Re: “Washington can’t afford blank checks for ER visits” (editorial, 9-27).
Washington state’s plan to reject a list of more than 700 diagnoses as “non-emergent” for Medicaid patients puts the most vulnerable members of our society, including children, at risk of serious harm. To say medical conditions including chest pain, neurologic changes, shortness of breath, miscarriage and abdominal pain don’t meet the criteria of “real medical emergencies” is setting a dangerous precedent.
The symptoms of many of these medical conditions indicate life-threatening emergencies, and people with these symptoms should seek emergency care. Not doing so could lead to severe illness, disability and even death.
This list of conditions was generated over the unanimous objections of physician and hospital task force representatives. Evidence based science confirms over 200 diagnoses on this list are deemed emergencies 100 percent of the time.
Paramount to this entire discussion is access to care. A critical shortage of primary care physicians and clinics that will see Medicaid patients currently exists. For many of these patients, the only access to care is through the emergency department. Rather than limiting their access with the Health Care Authority’s “non-emergent” list, emergency physicians would like to work with the state on follow-up care and case management.

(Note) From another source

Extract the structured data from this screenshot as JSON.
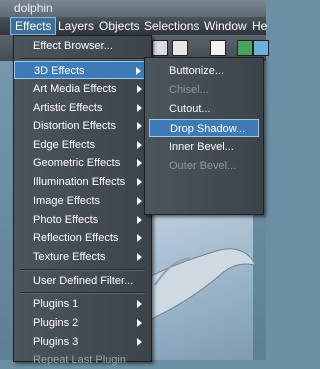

Federal laws exist which guarantee the right to be seen for what a “prudent layperson would deem an emergency.” This is there for everyone’s protection. Washington state does not need to experiment with its most vulnerable population to restrict this guarantee.